PROBLEM DESCRIPTION: Identify and copy all lines of the material where the string "image" is found.

GIVEN RECORDS:

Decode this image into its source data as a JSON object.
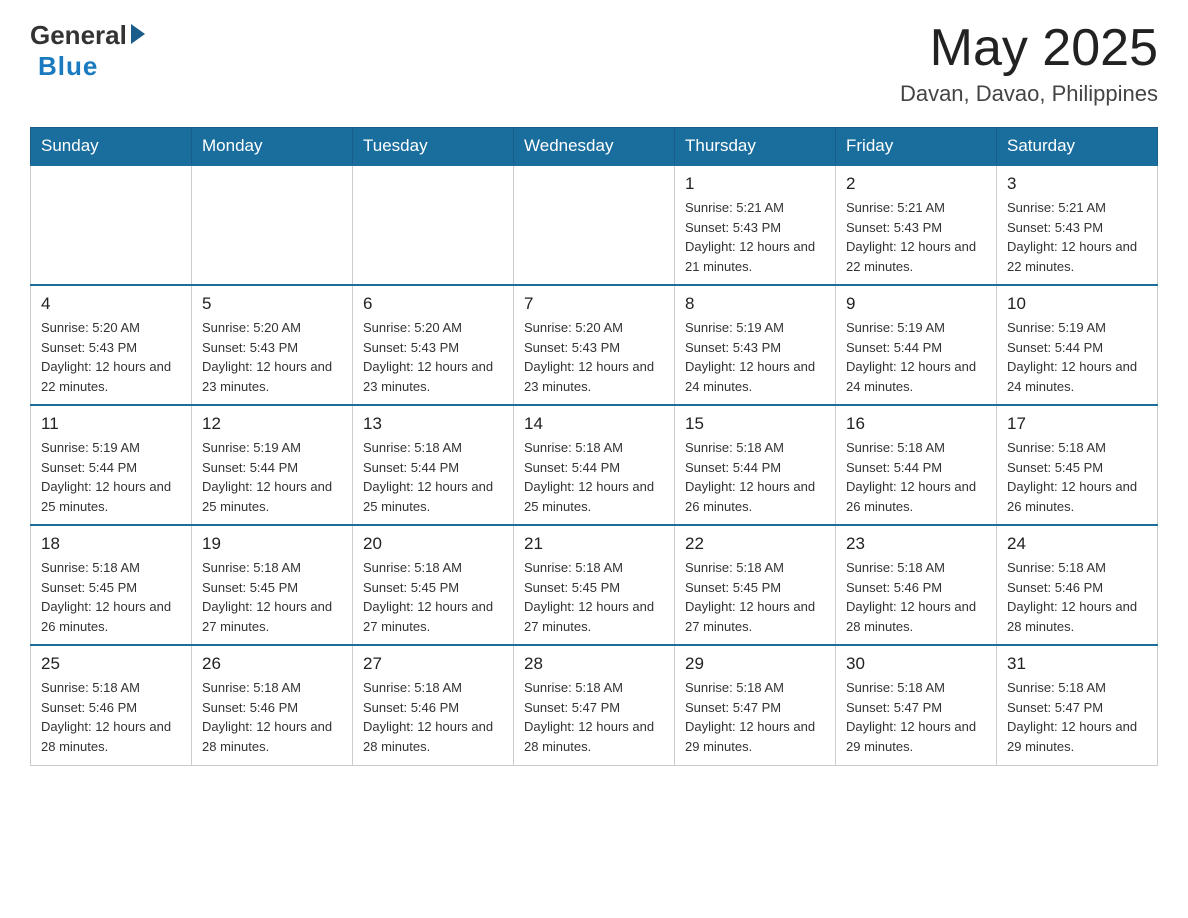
{
  "header": {
    "logo_general": "General",
    "logo_blue": "Blue",
    "month_title": "May 2025",
    "location": "Davan, Davao, Philippines"
  },
  "days_of_week": [
    "Sunday",
    "Monday",
    "Tuesday",
    "Wednesday",
    "Thursday",
    "Friday",
    "Saturday"
  ],
  "weeks": [
    [
      {
        "day": "",
        "info": ""
      },
      {
        "day": "",
        "info": ""
      },
      {
        "day": "",
        "info": ""
      },
      {
        "day": "",
        "info": ""
      },
      {
        "day": "1",
        "info": "Sunrise: 5:21 AM\nSunset: 5:43 PM\nDaylight: 12 hours and 21 minutes."
      },
      {
        "day": "2",
        "info": "Sunrise: 5:21 AM\nSunset: 5:43 PM\nDaylight: 12 hours and 22 minutes."
      },
      {
        "day": "3",
        "info": "Sunrise: 5:21 AM\nSunset: 5:43 PM\nDaylight: 12 hours and 22 minutes."
      }
    ],
    [
      {
        "day": "4",
        "info": "Sunrise: 5:20 AM\nSunset: 5:43 PM\nDaylight: 12 hours and 22 minutes."
      },
      {
        "day": "5",
        "info": "Sunrise: 5:20 AM\nSunset: 5:43 PM\nDaylight: 12 hours and 23 minutes."
      },
      {
        "day": "6",
        "info": "Sunrise: 5:20 AM\nSunset: 5:43 PM\nDaylight: 12 hours and 23 minutes."
      },
      {
        "day": "7",
        "info": "Sunrise: 5:20 AM\nSunset: 5:43 PM\nDaylight: 12 hours and 23 minutes."
      },
      {
        "day": "8",
        "info": "Sunrise: 5:19 AM\nSunset: 5:43 PM\nDaylight: 12 hours and 24 minutes."
      },
      {
        "day": "9",
        "info": "Sunrise: 5:19 AM\nSunset: 5:44 PM\nDaylight: 12 hours and 24 minutes."
      },
      {
        "day": "10",
        "info": "Sunrise: 5:19 AM\nSunset: 5:44 PM\nDaylight: 12 hours and 24 minutes."
      }
    ],
    [
      {
        "day": "11",
        "info": "Sunrise: 5:19 AM\nSunset: 5:44 PM\nDaylight: 12 hours and 25 minutes."
      },
      {
        "day": "12",
        "info": "Sunrise: 5:19 AM\nSunset: 5:44 PM\nDaylight: 12 hours and 25 minutes."
      },
      {
        "day": "13",
        "info": "Sunrise: 5:18 AM\nSunset: 5:44 PM\nDaylight: 12 hours and 25 minutes."
      },
      {
        "day": "14",
        "info": "Sunrise: 5:18 AM\nSunset: 5:44 PM\nDaylight: 12 hours and 25 minutes."
      },
      {
        "day": "15",
        "info": "Sunrise: 5:18 AM\nSunset: 5:44 PM\nDaylight: 12 hours and 26 minutes."
      },
      {
        "day": "16",
        "info": "Sunrise: 5:18 AM\nSunset: 5:44 PM\nDaylight: 12 hours and 26 minutes."
      },
      {
        "day": "17",
        "info": "Sunrise: 5:18 AM\nSunset: 5:45 PM\nDaylight: 12 hours and 26 minutes."
      }
    ],
    [
      {
        "day": "18",
        "info": "Sunrise: 5:18 AM\nSunset: 5:45 PM\nDaylight: 12 hours and 26 minutes."
      },
      {
        "day": "19",
        "info": "Sunrise: 5:18 AM\nSunset: 5:45 PM\nDaylight: 12 hours and 27 minutes."
      },
      {
        "day": "20",
        "info": "Sunrise: 5:18 AM\nSunset: 5:45 PM\nDaylight: 12 hours and 27 minutes."
      },
      {
        "day": "21",
        "info": "Sunrise: 5:18 AM\nSunset: 5:45 PM\nDaylight: 12 hours and 27 minutes."
      },
      {
        "day": "22",
        "info": "Sunrise: 5:18 AM\nSunset: 5:45 PM\nDaylight: 12 hours and 27 minutes."
      },
      {
        "day": "23",
        "info": "Sunrise: 5:18 AM\nSunset: 5:46 PM\nDaylight: 12 hours and 28 minutes."
      },
      {
        "day": "24",
        "info": "Sunrise: 5:18 AM\nSunset: 5:46 PM\nDaylight: 12 hours and 28 minutes."
      }
    ],
    [
      {
        "day": "25",
        "info": "Sunrise: 5:18 AM\nSunset: 5:46 PM\nDaylight: 12 hours and 28 minutes."
      },
      {
        "day": "26",
        "info": "Sunrise: 5:18 AM\nSunset: 5:46 PM\nDaylight: 12 hours and 28 minutes."
      },
      {
        "day": "27",
        "info": "Sunrise: 5:18 AM\nSunset: 5:46 PM\nDaylight: 12 hours and 28 minutes."
      },
      {
        "day": "28",
        "info": "Sunrise: 5:18 AM\nSunset: 5:47 PM\nDaylight: 12 hours and 28 minutes."
      },
      {
        "day": "29",
        "info": "Sunrise: 5:18 AM\nSunset: 5:47 PM\nDaylight: 12 hours and 29 minutes."
      },
      {
        "day": "30",
        "info": "Sunrise: 5:18 AM\nSunset: 5:47 PM\nDaylight: 12 hours and 29 minutes."
      },
      {
        "day": "31",
        "info": "Sunrise: 5:18 AM\nSunset: 5:47 PM\nDaylight: 12 hours and 29 minutes."
      }
    ]
  ]
}
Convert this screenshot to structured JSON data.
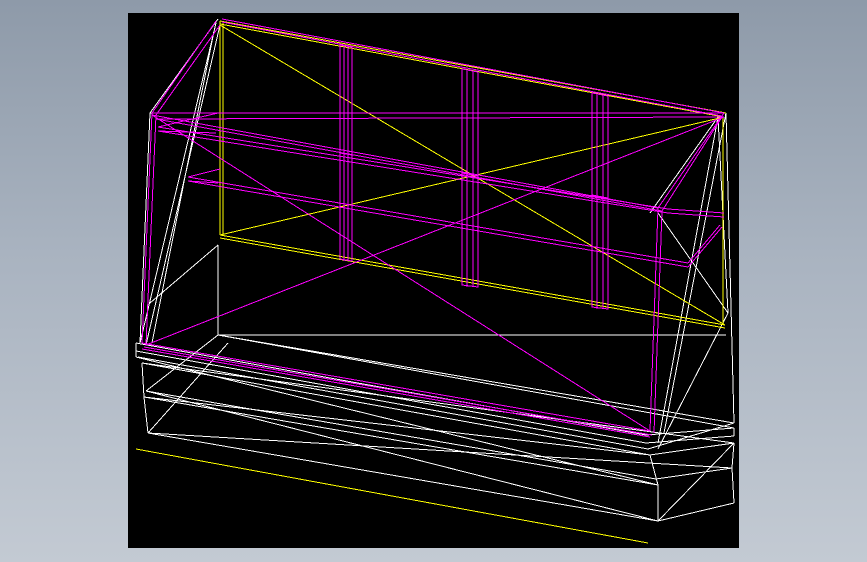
{
  "view": {
    "render_mode": "wireframe",
    "colors": {
      "background": "#000000",
      "outer_gradient_top": "#8e9aa9",
      "outer_gradient_bottom": "#c3cad3",
      "base_frame": "#ffffff",
      "glass_case": "#ff00ff",
      "hidden_edges": "#ffff00"
    }
  }
}
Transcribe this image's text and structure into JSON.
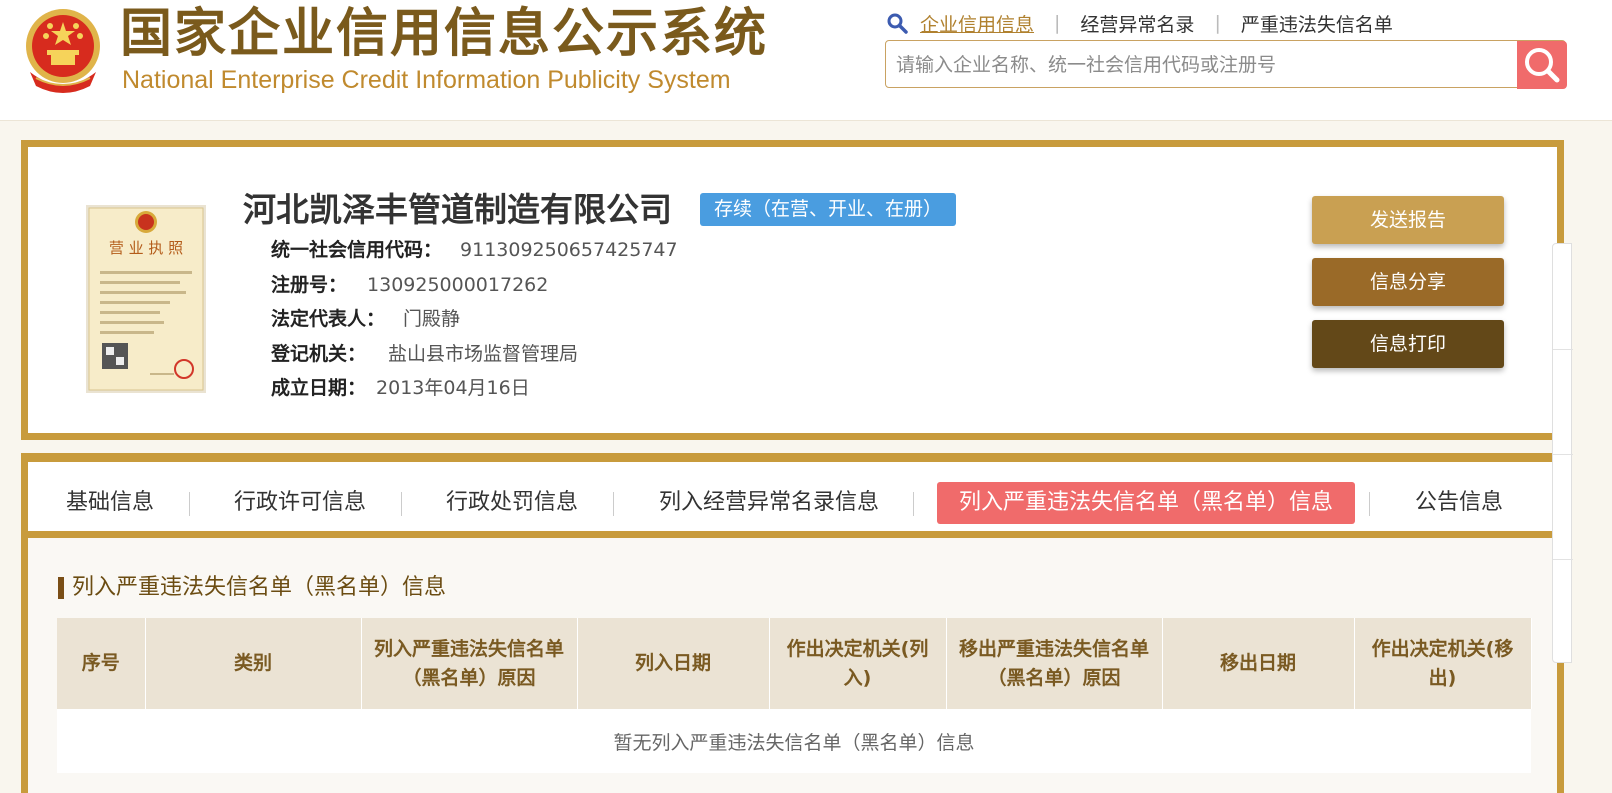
{
  "header": {
    "brand_cn": "国家企业信用信息公示系统",
    "brand_en": "National Enterprise Credit Information Publicity System",
    "links": [
      "企业信用信息",
      "经营异常名录",
      "严重违法失信名单"
    ],
    "search_placeholder": "请输入企业名称、统一社会信用代码或注册号"
  },
  "company": {
    "name": "河北凯泽丰管道制造有限公司",
    "status": "存续（在营、开业、在册）",
    "fields": [
      {
        "label": "统一社会信用代码：",
        "value": "911309250657425747"
      },
      {
        "label": "注册号：",
        "value": "130925000017262"
      },
      {
        "label": "法定代表人：",
        "value": "门殿静"
      },
      {
        "label": "登记机关：",
        "value": "盐山县市场监督管理局"
      },
      {
        "label": "成立日期：",
        "value": "2013年04月16日"
      }
    ],
    "license_title": "营 业 执 照"
  },
  "actions": {
    "send_report": "发送报告",
    "share": "信息分享",
    "print": "信息打印"
  },
  "tabs": [
    {
      "label": "基础信息"
    },
    {
      "label": "行政许可信息"
    },
    {
      "label": "行政处罚信息"
    },
    {
      "label": "列入经营异常名录信息"
    },
    {
      "label": "列入严重违法失信名单（黑名单）信息",
      "active": true
    },
    {
      "label": "公告信息"
    }
  ],
  "section": {
    "title": "列入严重违法失信名单（黑名单）信息",
    "columns": [
      "序号",
      "类别",
      "列入严重违法失信名单（黑名单）原因",
      "列入日期",
      "作出决定机关(列入)",
      "移出严重违法失信名单（黑名单）原因",
      "移出日期",
      "作出决定机关(移出)"
    ],
    "empty_text": "暂无列入严重违法失信名单（黑名单）信息"
  },
  "colors": {
    "gold_border": "#c89b3c",
    "brand": "#7a5a1c",
    "status_badge": "#4a9de0",
    "active_tab": "#f06b6b",
    "send_btn": "#c9a052",
    "share_btn": "#9a6a28",
    "print_btn": "#634818"
  },
  "icons": {
    "emblem": "national-emblem-icon",
    "link_search": "magnifier-icon",
    "search_button": "search-icon",
    "license": "business-license-image"
  }
}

YOUR RESPONSE:
Decode this image into its source data as a JSON object.
Transcribe this image's text and structure into JSON.
    "license": "business-license-image"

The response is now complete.